• Work task
Repeat the listing word for word. No pictures belong in the copy.

• Dataset entries
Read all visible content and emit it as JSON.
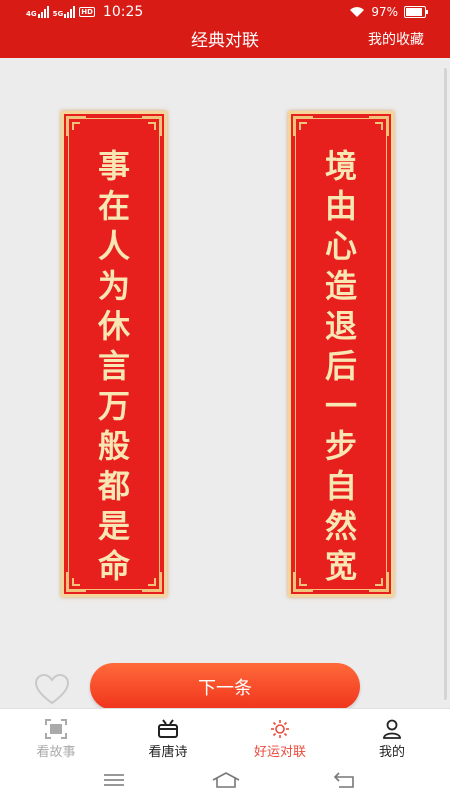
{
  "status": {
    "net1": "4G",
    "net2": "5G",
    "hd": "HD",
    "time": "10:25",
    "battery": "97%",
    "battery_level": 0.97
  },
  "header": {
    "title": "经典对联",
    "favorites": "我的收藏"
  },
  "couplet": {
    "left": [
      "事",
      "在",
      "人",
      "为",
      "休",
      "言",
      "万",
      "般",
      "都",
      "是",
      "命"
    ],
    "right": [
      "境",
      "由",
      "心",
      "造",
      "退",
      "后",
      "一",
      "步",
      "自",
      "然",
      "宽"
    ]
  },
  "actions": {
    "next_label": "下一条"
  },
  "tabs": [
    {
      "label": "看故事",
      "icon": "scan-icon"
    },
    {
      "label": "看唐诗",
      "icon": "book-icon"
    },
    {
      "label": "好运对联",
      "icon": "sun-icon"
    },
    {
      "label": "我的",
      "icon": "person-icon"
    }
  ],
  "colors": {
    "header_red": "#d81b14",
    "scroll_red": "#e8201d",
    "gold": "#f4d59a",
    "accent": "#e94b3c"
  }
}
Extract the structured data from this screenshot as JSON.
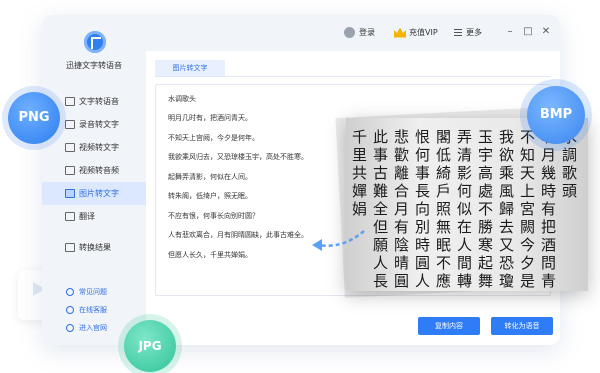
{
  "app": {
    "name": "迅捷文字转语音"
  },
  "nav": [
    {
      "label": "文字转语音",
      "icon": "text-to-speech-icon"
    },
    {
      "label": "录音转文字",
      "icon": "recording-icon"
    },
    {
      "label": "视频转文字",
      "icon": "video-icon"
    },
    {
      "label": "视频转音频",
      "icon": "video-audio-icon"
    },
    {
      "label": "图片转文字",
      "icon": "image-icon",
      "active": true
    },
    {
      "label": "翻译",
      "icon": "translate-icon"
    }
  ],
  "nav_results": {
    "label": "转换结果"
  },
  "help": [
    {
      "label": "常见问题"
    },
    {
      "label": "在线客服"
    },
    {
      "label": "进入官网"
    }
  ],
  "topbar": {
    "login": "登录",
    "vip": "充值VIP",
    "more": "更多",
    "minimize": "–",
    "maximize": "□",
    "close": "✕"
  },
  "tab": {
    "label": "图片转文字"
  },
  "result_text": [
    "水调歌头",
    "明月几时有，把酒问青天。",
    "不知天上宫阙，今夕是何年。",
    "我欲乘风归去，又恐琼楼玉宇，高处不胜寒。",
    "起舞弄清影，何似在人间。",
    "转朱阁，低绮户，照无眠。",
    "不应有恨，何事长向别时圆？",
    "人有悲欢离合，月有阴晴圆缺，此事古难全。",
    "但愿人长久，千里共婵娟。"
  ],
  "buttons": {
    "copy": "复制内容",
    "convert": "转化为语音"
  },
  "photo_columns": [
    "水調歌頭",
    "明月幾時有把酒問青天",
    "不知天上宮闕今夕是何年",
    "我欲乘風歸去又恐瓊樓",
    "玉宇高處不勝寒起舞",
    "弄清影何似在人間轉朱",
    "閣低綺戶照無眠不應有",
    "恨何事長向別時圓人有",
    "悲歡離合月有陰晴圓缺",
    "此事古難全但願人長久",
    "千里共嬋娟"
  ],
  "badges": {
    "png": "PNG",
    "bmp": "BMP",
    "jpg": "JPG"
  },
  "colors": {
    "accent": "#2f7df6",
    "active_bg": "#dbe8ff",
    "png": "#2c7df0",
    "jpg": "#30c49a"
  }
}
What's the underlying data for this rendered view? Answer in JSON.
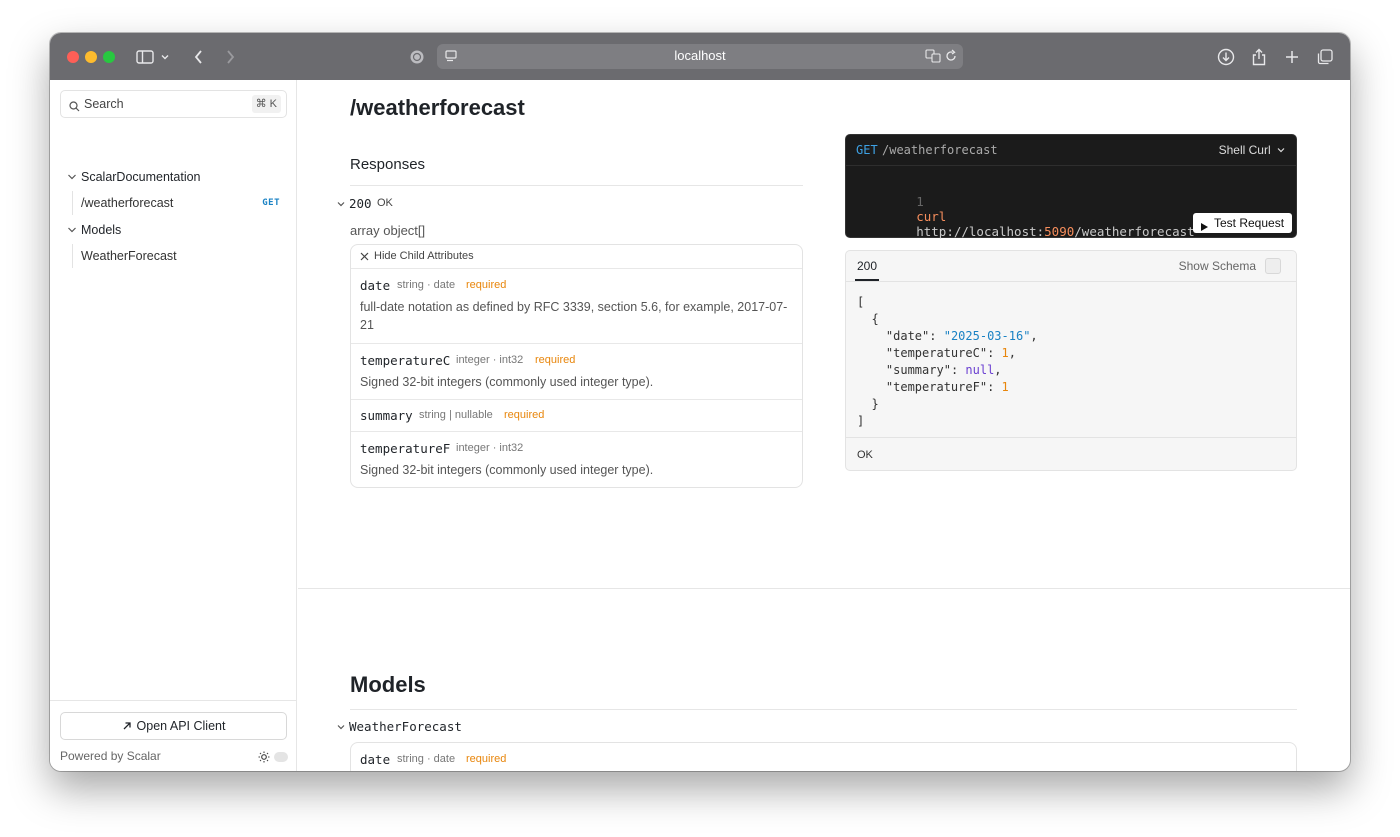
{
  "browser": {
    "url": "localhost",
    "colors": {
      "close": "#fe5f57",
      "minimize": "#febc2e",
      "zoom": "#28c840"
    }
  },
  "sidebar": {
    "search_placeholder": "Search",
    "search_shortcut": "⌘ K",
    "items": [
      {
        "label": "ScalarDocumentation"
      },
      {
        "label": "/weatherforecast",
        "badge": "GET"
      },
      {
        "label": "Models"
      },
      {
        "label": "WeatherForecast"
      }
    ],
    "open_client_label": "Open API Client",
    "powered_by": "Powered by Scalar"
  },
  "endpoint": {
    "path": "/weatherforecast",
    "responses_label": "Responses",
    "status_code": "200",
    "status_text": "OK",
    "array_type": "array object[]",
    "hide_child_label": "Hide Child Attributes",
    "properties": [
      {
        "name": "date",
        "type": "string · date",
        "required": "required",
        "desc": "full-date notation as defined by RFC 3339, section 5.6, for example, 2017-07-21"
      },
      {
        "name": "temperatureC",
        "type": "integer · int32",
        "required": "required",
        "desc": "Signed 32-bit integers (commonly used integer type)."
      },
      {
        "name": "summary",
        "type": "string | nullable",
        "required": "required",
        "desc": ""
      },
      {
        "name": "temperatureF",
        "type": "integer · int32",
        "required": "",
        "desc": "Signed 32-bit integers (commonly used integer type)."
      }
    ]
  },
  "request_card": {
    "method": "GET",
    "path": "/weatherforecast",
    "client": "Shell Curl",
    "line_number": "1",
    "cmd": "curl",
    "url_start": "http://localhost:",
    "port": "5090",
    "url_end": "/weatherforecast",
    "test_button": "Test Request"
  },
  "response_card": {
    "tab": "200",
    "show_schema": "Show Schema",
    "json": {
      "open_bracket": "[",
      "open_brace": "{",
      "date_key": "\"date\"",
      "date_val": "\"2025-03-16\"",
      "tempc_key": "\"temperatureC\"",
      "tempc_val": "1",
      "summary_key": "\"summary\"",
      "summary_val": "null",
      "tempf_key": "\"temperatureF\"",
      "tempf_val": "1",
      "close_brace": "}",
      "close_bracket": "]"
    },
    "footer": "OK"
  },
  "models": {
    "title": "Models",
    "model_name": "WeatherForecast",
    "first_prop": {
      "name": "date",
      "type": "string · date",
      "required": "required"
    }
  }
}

• Answer space
Read all visible content and emit it as JSON.
{
  "status": {
    "net1": "4G",
    "net2": "5G",
    "hd": "HD",
    "time": "10:25",
    "battery": "97%",
    "battery_level": 0.97
  },
  "header": {
    "title": "经典对联",
    "favorites": "我的收藏"
  },
  "couplet": {
    "left": [
      "事",
      "在",
      "人",
      "为",
      "休",
      "言",
      "万",
      "般",
      "都",
      "是",
      "命"
    ],
    "right": [
      "境",
      "由",
      "心",
      "造",
      "退",
      "后",
      "一",
      "步",
      "自",
      "然",
      "宽"
    ]
  },
  "actions": {
    "next_label": "下一条"
  },
  "tabs": [
    {
      "label": "看故事",
      "icon": "scan-icon"
    },
    {
      "label": "看唐诗",
      "icon": "book-icon"
    },
    {
      "label": "好运对联",
      "icon": "sun-icon"
    },
    {
      "label": "我的",
      "icon": "person-icon"
    }
  ],
  "colors": {
    "header_red": "#d81b14",
    "scroll_red": "#e8201d",
    "gold": "#f4d59a",
    "accent": "#e94b3c"
  }
}
Extract the structured data from this screenshot as JSON.
{
  "app": {
    "name": "迅捷文字转语音"
  },
  "nav": [
    {
      "label": "文字转语音",
      "icon": "text-to-speech-icon"
    },
    {
      "label": "录音转文字",
      "icon": "recording-icon"
    },
    {
      "label": "视频转文字",
      "icon": "video-icon"
    },
    {
      "label": "视频转音频",
      "icon": "video-audio-icon"
    },
    {
      "label": "图片转文字",
      "icon": "image-icon",
      "active": true
    },
    {
      "label": "翻译",
      "icon": "translate-icon"
    }
  ],
  "nav_results": {
    "label": "转换结果"
  },
  "help": [
    {
      "label": "常见问题"
    },
    {
      "label": "在线客服"
    },
    {
      "label": "进入官网"
    }
  ],
  "topbar": {
    "login": "登录",
    "vip": "充值VIP",
    "more": "更多",
    "minimize": "–",
    "maximize": "□",
    "close": "✕"
  },
  "tab": {
    "label": "图片转文字"
  },
  "result_text": [
    "水调歌头",
    "明月几时有，把酒问青天。",
    "不知天上宫阙，今夕是何年。",
    "我欲乘风归去，又恐琼楼玉宇，高处不胜寒。",
    "起舞弄清影，何似在人间。",
    "转朱阁，低绮户，照无眠。",
    "不应有恨，何事长向别时圆？",
    "人有悲欢离合，月有阴晴圆缺，此事古难全。",
    "但愿人长久，千里共婵娟。"
  ],
  "buttons": {
    "copy": "复制内容",
    "convert": "转化为语音"
  },
  "photo_columns": [
    "水調歌頭",
    "明月幾時有把酒問青天",
    "不知天上宮闕今夕是何年",
    "我欲乘風歸去又恐瓊樓",
    "玉宇高處不勝寒起舞",
    "弄清影何似在人間轉朱",
    "閣低綺戶照無眠不應有",
    "恨何事長向別時圓人有",
    "悲歡離合月有陰晴圓缺",
    "此事古難全但願人長久",
    "千里共嬋娟"
  ],
  "badges": {
    "png": "PNG",
    "bmp": "BMP",
    "jpg": "JPG"
  },
  "colors": {
    "accent": "#2f7df6",
    "active_bg": "#dbe8ff",
    "png": "#2c7df0",
    "jpg": "#30c49a"
  }
}
What's the underlying data for this rendered view? Answer in JSON.
{
  "browser": {
    "url": "localhost",
    "colors": {
      "close": "#fe5f57",
      "minimize": "#febc2e",
      "zoom": "#28c840"
    }
  },
  "sidebar": {
    "search_placeholder": "Search",
    "search_shortcut": "⌘ K",
    "items": [
      {
        "label": "ScalarDocumentation"
      },
      {
        "label": "/weatherforecast",
        "badge": "GET"
      },
      {
        "label": "Models"
      },
      {
        "label": "WeatherForecast"
      }
    ],
    "open_client_label": "Open API Client",
    "powered_by": "Powered by Scalar"
  },
  "endpoint": {
    "path": "/weatherforecast",
    "responses_label": "Responses",
    "status_code": "200",
    "status_text": "OK",
    "array_type": "array object[]",
    "hide_child_label": "Hide Child Attributes",
    "properties": [
      {
        "name": "date",
        "type": "string · date",
        "required": "required",
        "desc": "full-date notation as defined by RFC 3339, section 5.6, for example, 2017-07-21"
      },
      {
        "name": "temperatureC",
        "type": "integer · int32",
        "required": "required",
        "desc": "Signed 32-bit integers (commonly used integer type)."
      },
      {
        "name": "summary",
        "type": "string | nullable",
        "required": "required",
        "desc": ""
      },
      {
        "name": "temperatureF",
        "type": "integer · int32",
        "required": "",
        "desc": "Signed 32-bit integers (commonly used integer type)."
      }
    ]
  },
  "request_card": {
    "method": "GET",
    "path": "/weatherforecast",
    "client": "Shell Curl",
    "line_number": "1",
    "cmd": "curl",
    "url_start": "http://localhost:",
    "port": "5090",
    "url_end": "/weatherforecast",
    "test_button": "Test Request"
  },
  "response_card": {
    "tab": "200",
    "show_schema": "Show Schema",
    "json": {
      "open_bracket": "[",
      "open_brace": "{",
      "date_key": "\"date\"",
      "date_val": "\"2025-03-16\"",
      "tempc_key": "\"temperatureC\"",
      "tempc_val": "1",
      "summary_key": "\"summary\"",
      "summary_val": "null",
      "tempf_key": "\"temperatureF\"",
      "tempf_val": "1",
      "close_brace": "}",
      "close_bracket": "]"
    },
    "footer": "OK"
  },
  "models": {
    "title": "Models",
    "model_name": "WeatherForecast",
    "first_prop": {
      "name": "date",
      "type": "string · date",
      "required": "required"
    }
  }
}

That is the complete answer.